How to complete this task ▸ Please restate the entire listing verbatim.

Records for this task ▸
'''

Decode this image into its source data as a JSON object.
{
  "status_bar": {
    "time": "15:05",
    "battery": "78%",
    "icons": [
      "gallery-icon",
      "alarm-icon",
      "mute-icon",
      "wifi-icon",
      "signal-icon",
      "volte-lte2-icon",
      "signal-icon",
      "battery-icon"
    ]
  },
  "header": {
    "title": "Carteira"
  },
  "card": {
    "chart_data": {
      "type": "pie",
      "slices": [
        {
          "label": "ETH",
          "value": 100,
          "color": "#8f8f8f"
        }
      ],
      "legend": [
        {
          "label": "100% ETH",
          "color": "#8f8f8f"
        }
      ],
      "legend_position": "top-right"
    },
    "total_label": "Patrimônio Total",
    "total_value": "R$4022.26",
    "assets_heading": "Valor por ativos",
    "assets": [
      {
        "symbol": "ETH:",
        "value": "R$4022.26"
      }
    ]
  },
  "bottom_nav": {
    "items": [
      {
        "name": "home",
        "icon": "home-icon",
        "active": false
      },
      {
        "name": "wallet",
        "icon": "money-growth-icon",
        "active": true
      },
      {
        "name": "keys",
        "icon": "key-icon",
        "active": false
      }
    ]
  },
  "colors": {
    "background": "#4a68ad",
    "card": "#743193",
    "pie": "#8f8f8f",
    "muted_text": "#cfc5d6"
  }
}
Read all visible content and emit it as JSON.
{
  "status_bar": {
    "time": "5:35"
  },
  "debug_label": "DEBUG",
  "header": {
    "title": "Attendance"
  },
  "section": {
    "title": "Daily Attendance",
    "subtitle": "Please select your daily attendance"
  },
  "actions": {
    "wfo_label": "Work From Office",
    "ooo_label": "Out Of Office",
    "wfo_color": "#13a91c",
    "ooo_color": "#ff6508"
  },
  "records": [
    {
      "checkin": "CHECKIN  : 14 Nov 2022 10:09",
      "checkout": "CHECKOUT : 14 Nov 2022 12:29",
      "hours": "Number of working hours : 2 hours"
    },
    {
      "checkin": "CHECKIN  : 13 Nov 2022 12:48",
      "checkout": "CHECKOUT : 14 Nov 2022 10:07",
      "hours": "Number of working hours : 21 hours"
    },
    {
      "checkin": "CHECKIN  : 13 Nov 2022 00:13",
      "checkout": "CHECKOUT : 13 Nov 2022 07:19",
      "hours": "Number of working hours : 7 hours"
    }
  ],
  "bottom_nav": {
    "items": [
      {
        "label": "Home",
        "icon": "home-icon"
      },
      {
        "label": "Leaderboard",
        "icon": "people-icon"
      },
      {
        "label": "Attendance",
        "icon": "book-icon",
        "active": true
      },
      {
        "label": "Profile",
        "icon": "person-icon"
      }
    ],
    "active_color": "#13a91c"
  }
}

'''

Answer space ▸
Decode this image into its source data as a JSON object.
{
  "status_bar": {
    "time": "15:05",
    "battery": "78%",
    "icons": [
      "gallery-icon",
      "alarm-icon",
      "mute-icon",
      "wifi-icon",
      "signal-icon",
      "volte-lte2-icon",
      "signal-icon",
      "battery-icon"
    ]
  },
  "header": {
    "title": "Carteira"
  },
  "card": {
    "chart_data": {
      "type": "pie",
      "slices": [
        {
          "label": "ETH",
          "value": 100,
          "color": "#8f8f8f"
        }
      ],
      "legend": [
        {
          "label": "100% ETH",
          "color": "#8f8f8f"
        }
      ],
      "legend_position": "top-right"
    },
    "total_label": "Patrimônio Total",
    "total_value": "R$4022.26",
    "assets_heading": "Valor por ativos",
    "assets": [
      {
        "symbol": "ETH:",
        "value": "R$4022.26"
      }
    ]
  },
  "bottom_nav": {
    "items": [
      {
        "name": "home",
        "icon": "home-icon",
        "active": false
      },
      {
        "name": "wallet",
        "icon": "money-growth-icon",
        "active": true
      },
      {
        "name": "keys",
        "icon": "key-icon",
        "active": false
      }
    ]
  },
  "colors": {
    "background": "#4a68ad",
    "card": "#743193",
    "pie": "#8f8f8f",
    "muted_text": "#cfc5d6"
  }
}
Read all visible content and emit it as JSON.
{
  "status_bar": {
    "time": "5:35"
  },
  "debug_label": "DEBUG",
  "header": {
    "title": "Attendance"
  },
  "section": {
    "title": "Daily Attendance",
    "subtitle": "Please select your daily attendance"
  },
  "actions": {
    "wfo_label": "Work From Office",
    "ooo_label": "Out Of Office",
    "wfo_color": "#13a91c",
    "ooo_color": "#ff6508"
  },
  "records": [
    {
      "checkin": "CHECKIN  : 14 Nov 2022 10:09",
      "checkout": "CHECKOUT : 14 Nov 2022 12:29",
      "hours": "Number of working hours : 2 hours"
    },
    {
      "checkin": "CHECKIN  : 13 Nov 2022 12:48",
      "checkout": "CHECKOUT : 14 Nov 2022 10:07",
      "hours": "Number of working hours : 21 hours"
    },
    {
      "checkin": "CHECKIN  : 13 Nov 2022 00:13",
      "checkout": "CHECKOUT : 13 Nov 2022 07:19",
      "hours": "Number of working hours : 7 hours"
    }
  ],
  "bottom_nav": {
    "items": [
      {
        "label": "Home",
        "icon": "home-icon"
      },
      {
        "label": "Leaderboard",
        "icon": "people-icon"
      },
      {
        "label": "Attendance",
        "icon": "book-icon",
        "active": true
      },
      {
        "label": "Profile",
        "icon": "person-icon"
      }
    ],
    "active_color": "#13a91c"
  }
}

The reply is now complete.